NAND flash devices are used to store data and code. Read more below to help you choose the right NAND device for your needs.
NAND flash technology and applications
Low-density NAND flash is ideal for applications like automotive, machine-to-machine, IPC and home networking. High-density NAND flash is most commonly used in data-heavy applications like SSDs, tablets and USB drives.
There is a continuous effort to reduce the cost/GB of NAND devices, so device life cycles tend to be shorter with more frequent process lithography shrinks. NAND requires a controller, either internal or external, and specific firmware for error code correction (ECC), bad block management, and wear leveling.
Raw NAND provides the lowest cost per bit but requires an external host controller (not contained within the package) to perform all management functions (e.g., ECC, FTL).
Single-level cell (SLC)
One bit per cell; high performance and write endurance; designed for high-end, high-density, mission-critical systems where NAND high performance standards and reliability are required and cost reduction is not a major driver
Uses special programming algorithms to extend write endurance; typically used in high-write workloads like time shifting (pausing live TV)
Triple-level cell (TLC)
Three bits per cell; high cell density, but lower performance and endurance specifications; most often used in mass storage consumer applications (e.g., client SSDs, USB drives or SD cards) with very high cost sensitivity
Four bits per cell; high cell density, but impact on latency more than throughput; most often used in applications that demand high-density mass storage (e.g., enterprise applications) with cost sensitivity
Managed NAND provides simpler solutions and speeds time-to-market because the controller is embedded within the package to handle wear leveling, bad block management and ECC.
High-capacity NAND flash device combined with a high-speed MultiMediaCard (MMC) controller in a single BGA package; suitable for designers looking for a fully managed device and ease of design for MMC-like, application-to-application interoperability for a wide range of networking, industrial, and automotive applications
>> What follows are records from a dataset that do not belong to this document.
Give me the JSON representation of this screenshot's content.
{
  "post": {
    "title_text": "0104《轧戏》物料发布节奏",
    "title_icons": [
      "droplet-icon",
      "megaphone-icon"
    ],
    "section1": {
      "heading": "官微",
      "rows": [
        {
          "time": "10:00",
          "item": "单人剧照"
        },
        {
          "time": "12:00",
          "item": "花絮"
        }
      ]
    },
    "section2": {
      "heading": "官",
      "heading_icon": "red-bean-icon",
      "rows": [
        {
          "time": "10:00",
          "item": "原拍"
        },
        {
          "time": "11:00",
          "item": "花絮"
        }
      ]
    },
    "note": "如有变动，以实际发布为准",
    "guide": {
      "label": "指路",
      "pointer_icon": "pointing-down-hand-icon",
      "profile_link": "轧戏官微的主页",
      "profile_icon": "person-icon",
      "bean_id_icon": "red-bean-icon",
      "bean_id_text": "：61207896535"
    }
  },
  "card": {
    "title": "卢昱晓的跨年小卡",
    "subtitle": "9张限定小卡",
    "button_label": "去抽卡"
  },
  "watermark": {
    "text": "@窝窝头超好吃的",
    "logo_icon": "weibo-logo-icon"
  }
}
More and more NAND Flash memory is being used in multichip packages (MCPs) where it is paired with Mobile LPDRAM in a variety of form factors. NAND/LPDRAM MCPs are offered in densities of 1GB to 4GB for SLC NAND and 1GB to 8GB for e.MMC™ embedded memory.
The Open NAND Flash Interface (ONFI) is a collaboration among Micron and many other NAND Flash suppliers, controller manufacturers, and designers. The primary goal of the ONFI working group is to develop open standards for the interface used to communicate with NAND Flash memory—standards that will increase compatibility and interoperability among conforming NAND devices from different vendors. This, in turn, will increase the supply base for standard devices, reduce design time, and speed time to market.